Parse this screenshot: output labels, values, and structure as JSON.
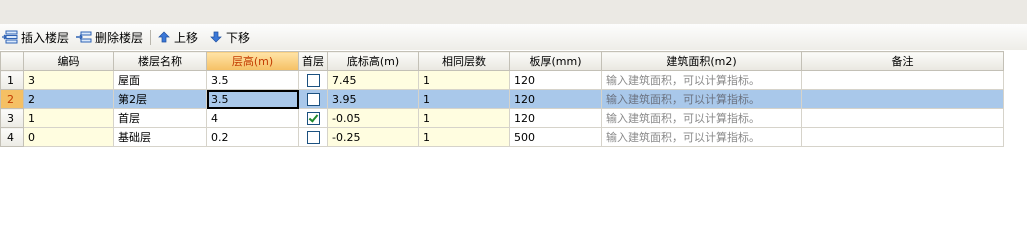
{
  "toolbar": {
    "insert_label": "插入楼层",
    "delete_label": "删除楼层",
    "up_label": "上移",
    "down_label": "下移"
  },
  "grid": {
    "columns": [
      "编码",
      "楼层名称",
      "层高(m)",
      "首层",
      "底标高(m)",
      "相同层数",
      "板厚(mm)",
      "建筑面积(m2)",
      "备注"
    ],
    "rows": [
      {
        "num": "1",
        "code": "3",
        "name": "屋面",
        "height": "3.5",
        "first": false,
        "bottom": "7.45",
        "same": "1",
        "slab": "120",
        "area": "输入建筑面积，可以计算指标。",
        "note": ""
      },
      {
        "num": "2",
        "code": "2",
        "name": "第2层",
        "height": "3.5",
        "first": false,
        "bottom": "3.95",
        "same": "1",
        "slab": "120",
        "area": "输入建筑面积，可以计算指标。",
        "note": ""
      },
      {
        "num": "3",
        "code": "1",
        "name": "首层",
        "height": "4",
        "first": true,
        "bottom": "-0.05",
        "same": "1",
        "slab": "120",
        "area": "输入建筑面积，可以计算指标。",
        "note": ""
      },
      {
        "num": "4",
        "code": "0",
        "name": "基础层",
        "height": "0.2",
        "first": false,
        "bottom": "-0.25",
        "same": "1",
        "slab": "500",
        "area": "输入建筑面积，可以计算指标。",
        "note": ""
      }
    ]
  },
  "colors": {
    "header_highlight": "#f5c064",
    "selection": "#a9c8ea",
    "editable_cell": "#fffde0"
  },
  "icons": [
    "insert-floor-icon",
    "delete-floor-icon",
    "move-up-icon",
    "move-down-icon"
  ]
}
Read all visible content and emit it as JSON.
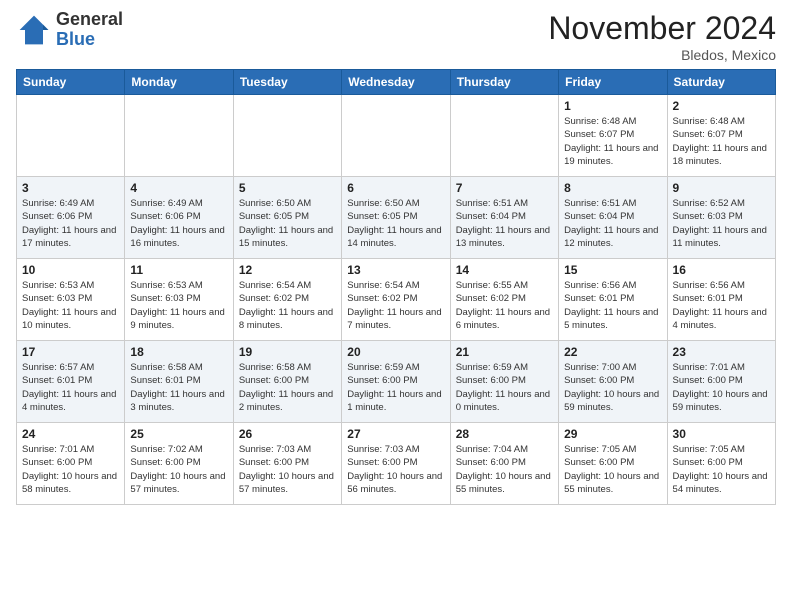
{
  "header": {
    "logo_general": "General",
    "logo_blue": "Blue",
    "month_title": "November 2024",
    "location": "Bledos, Mexico"
  },
  "weekdays": [
    "Sunday",
    "Monday",
    "Tuesday",
    "Wednesday",
    "Thursday",
    "Friday",
    "Saturday"
  ],
  "weeks": [
    [
      {
        "day": "",
        "info": ""
      },
      {
        "day": "",
        "info": ""
      },
      {
        "day": "",
        "info": ""
      },
      {
        "day": "",
        "info": ""
      },
      {
        "day": "",
        "info": ""
      },
      {
        "day": "1",
        "info": "Sunrise: 6:48 AM\nSunset: 6:07 PM\nDaylight: 11 hours\nand 19 minutes."
      },
      {
        "day": "2",
        "info": "Sunrise: 6:48 AM\nSunset: 6:07 PM\nDaylight: 11 hours\nand 18 minutes."
      }
    ],
    [
      {
        "day": "3",
        "info": "Sunrise: 6:49 AM\nSunset: 6:06 PM\nDaylight: 11 hours\nand 17 minutes."
      },
      {
        "day": "4",
        "info": "Sunrise: 6:49 AM\nSunset: 6:06 PM\nDaylight: 11 hours\nand 16 minutes."
      },
      {
        "day": "5",
        "info": "Sunrise: 6:50 AM\nSunset: 6:05 PM\nDaylight: 11 hours\nand 15 minutes."
      },
      {
        "day": "6",
        "info": "Sunrise: 6:50 AM\nSunset: 6:05 PM\nDaylight: 11 hours\nand 14 minutes."
      },
      {
        "day": "7",
        "info": "Sunrise: 6:51 AM\nSunset: 6:04 PM\nDaylight: 11 hours\nand 13 minutes."
      },
      {
        "day": "8",
        "info": "Sunrise: 6:51 AM\nSunset: 6:04 PM\nDaylight: 11 hours\nand 12 minutes."
      },
      {
        "day": "9",
        "info": "Sunrise: 6:52 AM\nSunset: 6:03 PM\nDaylight: 11 hours\nand 11 minutes."
      }
    ],
    [
      {
        "day": "10",
        "info": "Sunrise: 6:53 AM\nSunset: 6:03 PM\nDaylight: 11 hours\nand 10 minutes."
      },
      {
        "day": "11",
        "info": "Sunrise: 6:53 AM\nSunset: 6:03 PM\nDaylight: 11 hours\nand 9 minutes."
      },
      {
        "day": "12",
        "info": "Sunrise: 6:54 AM\nSunset: 6:02 PM\nDaylight: 11 hours\nand 8 minutes."
      },
      {
        "day": "13",
        "info": "Sunrise: 6:54 AM\nSunset: 6:02 PM\nDaylight: 11 hours\nand 7 minutes."
      },
      {
        "day": "14",
        "info": "Sunrise: 6:55 AM\nSunset: 6:02 PM\nDaylight: 11 hours\nand 6 minutes."
      },
      {
        "day": "15",
        "info": "Sunrise: 6:56 AM\nSunset: 6:01 PM\nDaylight: 11 hours\nand 5 minutes."
      },
      {
        "day": "16",
        "info": "Sunrise: 6:56 AM\nSunset: 6:01 PM\nDaylight: 11 hours\nand 4 minutes."
      }
    ],
    [
      {
        "day": "17",
        "info": "Sunrise: 6:57 AM\nSunset: 6:01 PM\nDaylight: 11 hours\nand 4 minutes."
      },
      {
        "day": "18",
        "info": "Sunrise: 6:58 AM\nSunset: 6:01 PM\nDaylight: 11 hours\nand 3 minutes."
      },
      {
        "day": "19",
        "info": "Sunrise: 6:58 AM\nSunset: 6:00 PM\nDaylight: 11 hours\nand 2 minutes."
      },
      {
        "day": "20",
        "info": "Sunrise: 6:59 AM\nSunset: 6:00 PM\nDaylight: 11 hours\nand 1 minute."
      },
      {
        "day": "21",
        "info": "Sunrise: 6:59 AM\nSunset: 6:00 PM\nDaylight: 11 hours\nand 0 minutes."
      },
      {
        "day": "22",
        "info": "Sunrise: 7:00 AM\nSunset: 6:00 PM\nDaylight: 10 hours\nand 59 minutes."
      },
      {
        "day": "23",
        "info": "Sunrise: 7:01 AM\nSunset: 6:00 PM\nDaylight: 10 hours\nand 59 minutes."
      }
    ],
    [
      {
        "day": "24",
        "info": "Sunrise: 7:01 AM\nSunset: 6:00 PM\nDaylight: 10 hours\nand 58 minutes."
      },
      {
        "day": "25",
        "info": "Sunrise: 7:02 AM\nSunset: 6:00 PM\nDaylight: 10 hours\nand 57 minutes."
      },
      {
        "day": "26",
        "info": "Sunrise: 7:03 AM\nSunset: 6:00 PM\nDaylight: 10 hours\nand 57 minutes."
      },
      {
        "day": "27",
        "info": "Sunrise: 7:03 AM\nSunset: 6:00 PM\nDaylight: 10 hours\nand 56 minutes."
      },
      {
        "day": "28",
        "info": "Sunrise: 7:04 AM\nSunset: 6:00 PM\nDaylight: 10 hours\nand 55 minutes."
      },
      {
        "day": "29",
        "info": "Sunrise: 7:05 AM\nSunset: 6:00 PM\nDaylight: 10 hours\nand 55 minutes."
      },
      {
        "day": "30",
        "info": "Sunrise: 7:05 AM\nSunset: 6:00 PM\nDaylight: 10 hours\nand 54 minutes."
      }
    ]
  ]
}
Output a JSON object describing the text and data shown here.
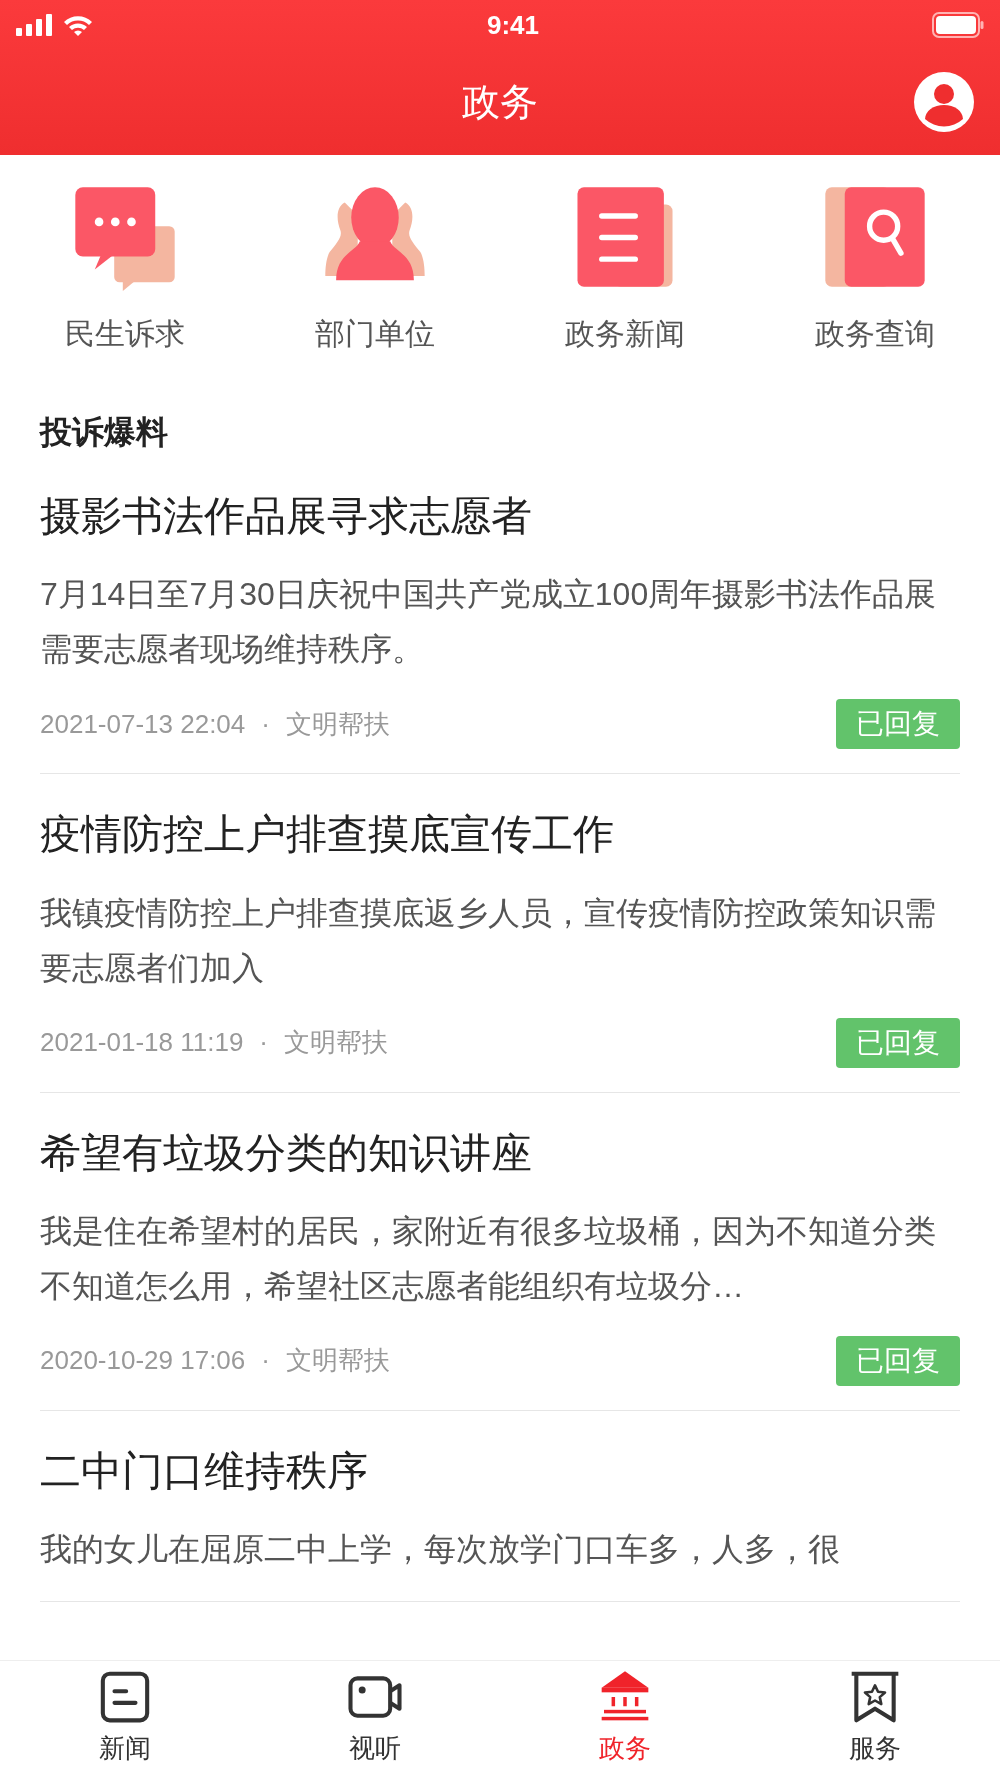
{
  "status_bar": {
    "time": "9:41"
  },
  "header": {
    "title": "政务"
  },
  "shortcuts": [
    {
      "label": "民生诉求",
      "kind": "chat"
    },
    {
      "label": "部门单位",
      "kind": "people"
    },
    {
      "label": "政务新闻",
      "kind": "news"
    },
    {
      "label": "政务查询",
      "kind": "search"
    }
  ],
  "section": {
    "title": "投诉爆料"
  },
  "posts": [
    {
      "title": "摄影书法作品展寻求志愿者",
      "summary": "7月14日至7月30日庆祝中国共产党成立100周年摄影书法作品展需要志愿者现场维持秩序。",
      "date": "2021-07-13 22:04",
      "separator": "·",
      "category": "文明帮扶",
      "status": "已回复"
    },
    {
      "title": "疫情防控上户排查摸底宣传工作",
      "summary": "我镇疫情防控上户排查摸底返乡人员，宣传疫情防控政策知识需要志愿者们加入",
      "date": "2021-01-18 11:19",
      "separator": "·",
      "category": "文明帮扶",
      "status": "已回复"
    },
    {
      "title": "希望有垃圾分类的知识讲座",
      "summary": "我是住在希望村的居民，家附近有很多垃圾桶，因为不知道分类不知道怎么用，希望社区志愿者能组织有垃圾分…",
      "date": "2020-10-29 17:06",
      "separator": "·",
      "category": "文明帮扶",
      "status": "已回复"
    },
    {
      "title": "二中门口维持秩序",
      "summary": "我的女儿在屈原二中上学，每次放学门口车多，人多，很"
    }
  ],
  "tab_bar": [
    {
      "label": "新闻",
      "kind": "news",
      "selected": false
    },
    {
      "label": "视听",
      "kind": "video",
      "selected": false
    },
    {
      "label": "政务",
      "kind": "gov",
      "selected": true
    },
    {
      "label": "服务",
      "kind": "service",
      "selected": false
    }
  ]
}
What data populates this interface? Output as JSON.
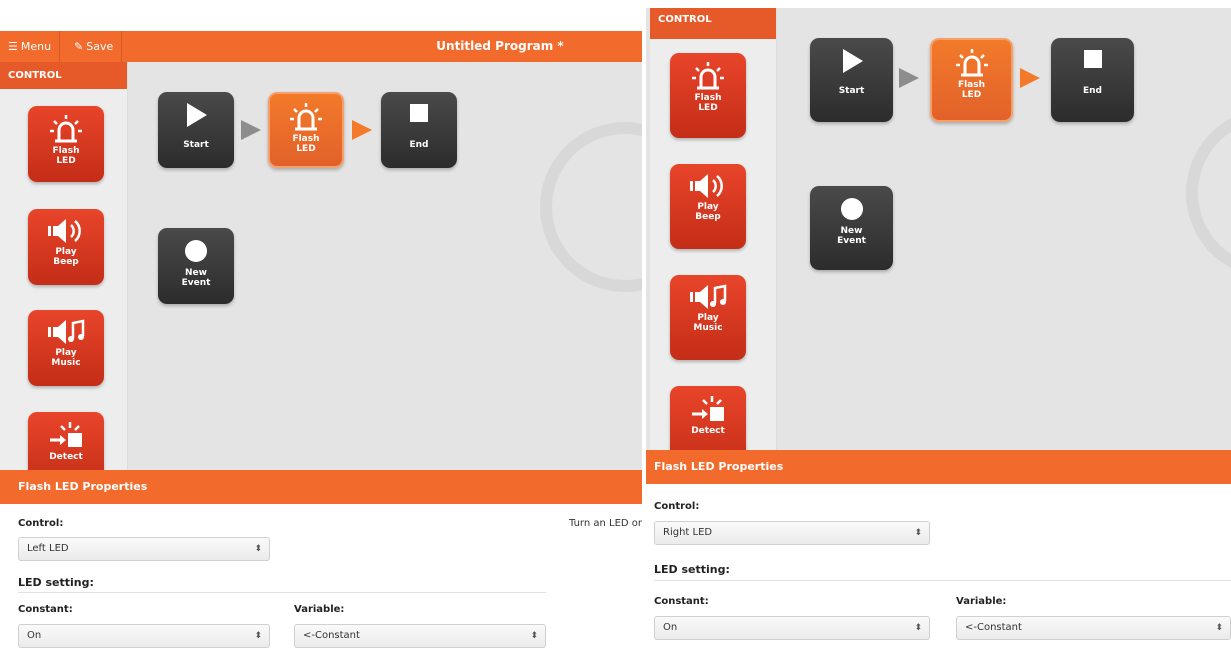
{
  "toolbar": {
    "menu_label": "Menu",
    "save_label": "Save",
    "program_title": "Untitled Program *"
  },
  "palette": {
    "header": "CONTROL",
    "items": [
      {
        "line1": "Flash",
        "line2": "LED",
        "icon": "flash-led-icon"
      },
      {
        "line1": "Play",
        "line2": "Beep",
        "icon": "speaker-beep-icon"
      },
      {
        "line1": "Play",
        "line2": "Music",
        "icon": "speaker-music-icon"
      },
      {
        "line1": "Detect",
        "line2": "",
        "icon": "detect-icon"
      }
    ]
  },
  "program": {
    "start": {
      "label": "Start"
    },
    "flash": {
      "line1": "Flash",
      "line2": "LED"
    },
    "end": {
      "label": "End"
    },
    "event": {
      "line1": "New",
      "line2": "Event"
    }
  },
  "left_props": {
    "title": "Flash LED Properties",
    "control_label": "Control:",
    "control_value": "Left LED",
    "led_setting_title": "LED setting:",
    "constant_label": "Constant:",
    "constant_value": "On",
    "variable_label": "Variable:",
    "variable_value": "<-Constant",
    "help_text": "Turn an LED on"
  },
  "right_props": {
    "title": "Flash LED Properties",
    "control_label": "Control:",
    "control_value": "Right LED",
    "led_setting_title": "LED setting:",
    "constant_label": "Constant:",
    "constant_value": "On",
    "variable_label": "Variable:",
    "variable_value": "<-Constant"
  },
  "colors": {
    "accent": "#f26b2c",
    "tile_red": "#d63a1f",
    "tile_dark": "#333333",
    "canvas": "#e4e4e4"
  }
}
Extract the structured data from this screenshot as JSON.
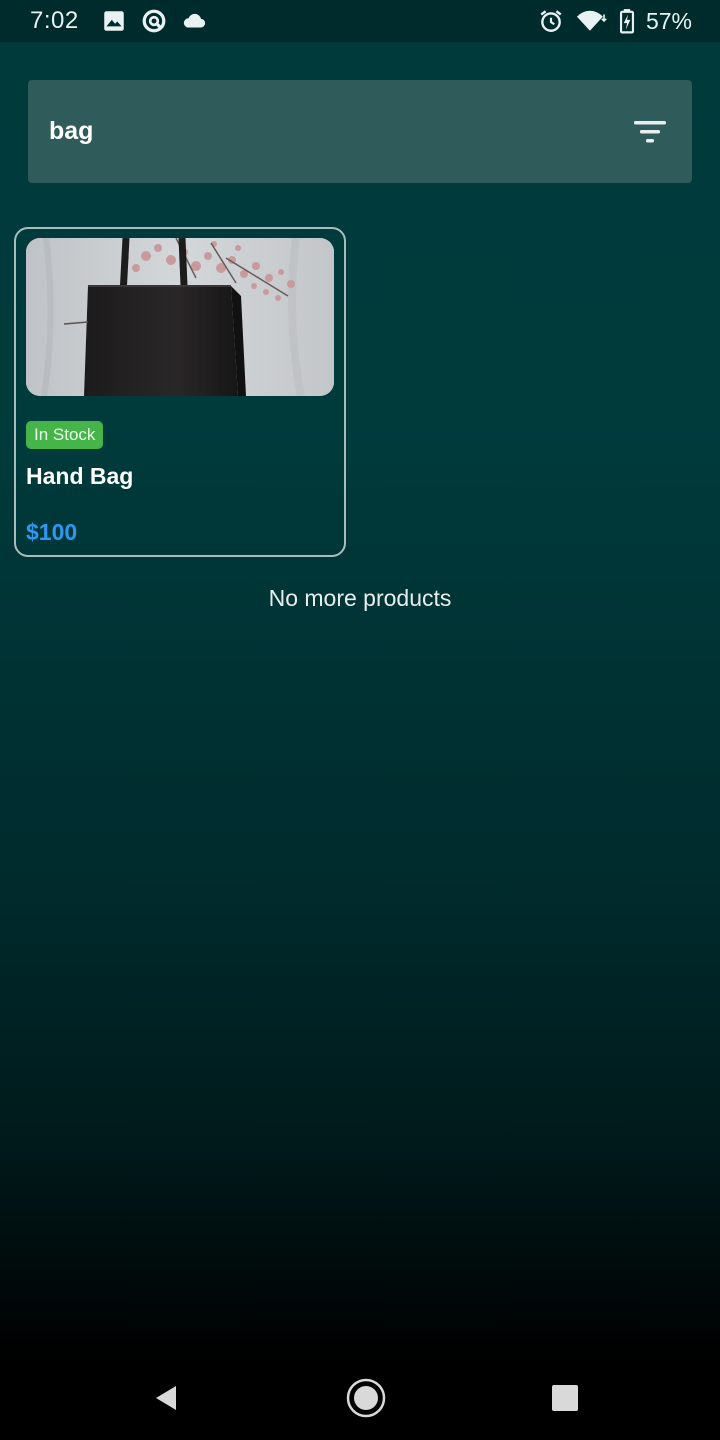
{
  "status_bar": {
    "time": "7:02",
    "battery_percent": "57%",
    "left_icons": [
      "image-icon",
      "data-saver-icon",
      "cloud-icon"
    ],
    "right_icons": [
      "alarm-icon",
      "wifi-icon",
      "battery-charging-icon"
    ]
  },
  "search": {
    "query": "bag",
    "filter_icon": "filter-icon"
  },
  "products": [
    {
      "badge": "In Stock",
      "name": "Hand Bag",
      "price": "$100"
    }
  ],
  "footer_message": "No more products",
  "nav_bar": {
    "icons": [
      "back-icon",
      "home-icon",
      "recents-icon"
    ]
  },
  "colors": {
    "background_top": "#003a3b",
    "search_bar": "#2f5b5b",
    "badge": "#46b549",
    "price": "#2f97f0",
    "card_border": "#a9bcbc"
  }
}
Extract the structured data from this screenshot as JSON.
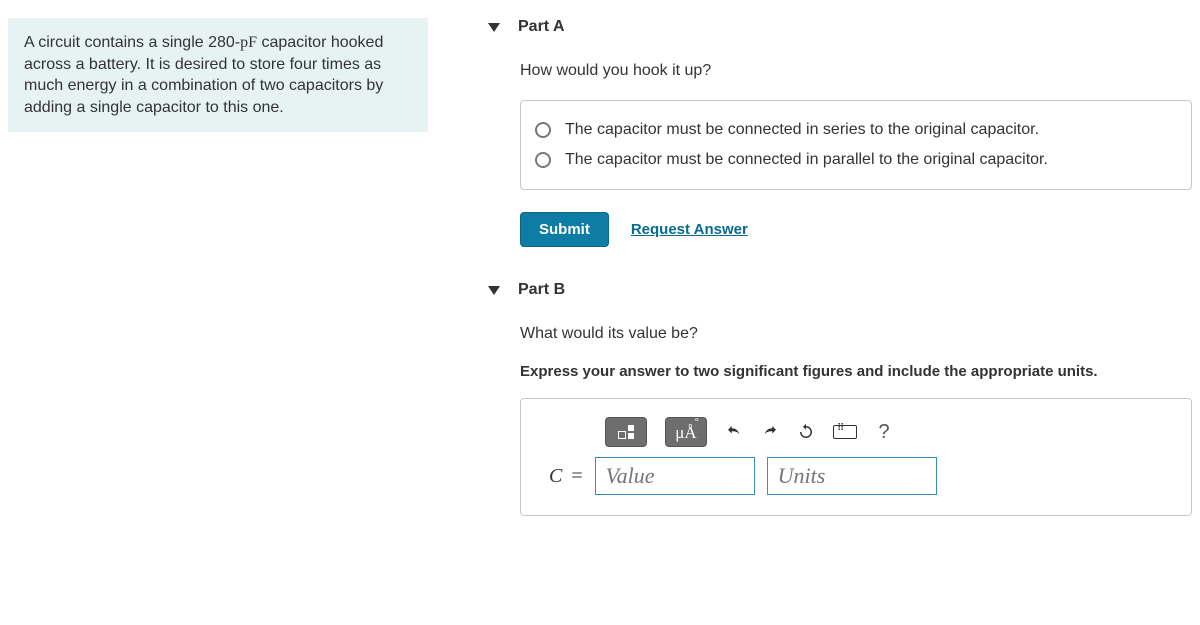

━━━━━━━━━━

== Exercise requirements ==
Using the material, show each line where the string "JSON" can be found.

== Solution to the problem ==
Parse this screenshot: output labels, values, and structure as JSON.
Read all visible content and emit it as JSON.
Output a JSON object describing the text and data shown here.
What data populates this interface? Output as JSON.
Extract the structured data from this screenshot as JSON.
Extract the structured data from this screenshot as JSON.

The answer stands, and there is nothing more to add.